One of the most popular questions I hear from prospective students and their parents in my time at Undergraduate Admissions is about the student-professor gap. They want to know the steps UCLA is taking to bridge that gap, and what resources/opportunities are available to undergraduate students in that regard. I would be lying if I said I never once worried about feeling lost in a big university amidst a sea of undergrad faces, but little did I realize that a “big” university means an even “bigger” diversity of resources that are available to students.
In one of those forwarded-and-forwarded-again emails that circulate the office, I caught wind of a mentoring program offered by the UCLA Emeriti/Retirees Relations Center. I jumped at the chance not only to get to know a retired professor one-on-one, but also to engage and learn from such a unique perspective about our university, academics, student life, and life at large. It seemed so esoteric (yay GRE vocab) yet so matter-of-fact that we should be seeking out unique opportunities like these.
Last month, I met with my Emeriti Mentor Dr. Paul Sheats for the first time, and had a wonderful time talking over lunch about overlaps in our academic interests, my post-graduation plans, potential career paths, his teaching career at UCLA, and so on. It was great to connect over mutual interests in urban planning and classical choral experience.
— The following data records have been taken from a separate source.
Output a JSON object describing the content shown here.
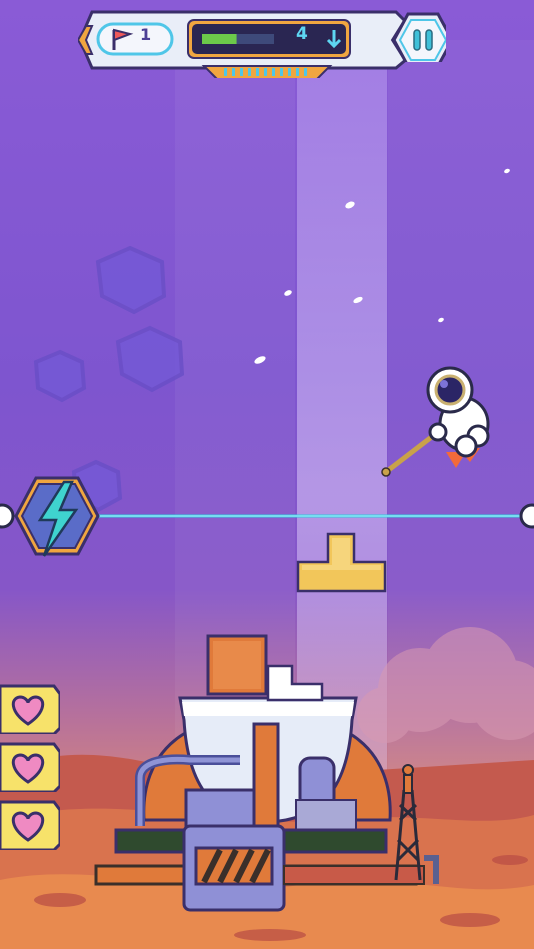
{
  "hud": {
    "flag_count": "1",
    "depth_count": "4",
    "progress": 0.48,
    "flag_icon": "flag-icon",
    "depth_icon": "arrow-down-icon",
    "pause_icon": "pause-icon"
  },
  "lives": {
    "count": 3,
    "icon": "heart-icon"
  },
  "power_icon": "lightning-bolt-icon",
  "colors": {
    "sky": "#7e55cf",
    "block_orange": "#e07a3a",
    "tpiece_yellow": "#f2c65a",
    "laser": "#34c8e0",
    "heart_pink": "#ef8ac2",
    "progress_green": "#6cc94a"
  }
}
This Friday, I will meet again with Dr. Sheats to pick up our conversation where it left off a month ago, and he plans to check on the progress I have made on the goals I set for myself at the beginning of the quarter.
In addition to the research opportunities I’ve been given with some of the most brilliant minds at UCLA, I am most grateful for this mentoring program that brings together the university’s most experienced and its most sophomoric, creating a unique forum for interaction that is found nowhere else in the UCLA experience.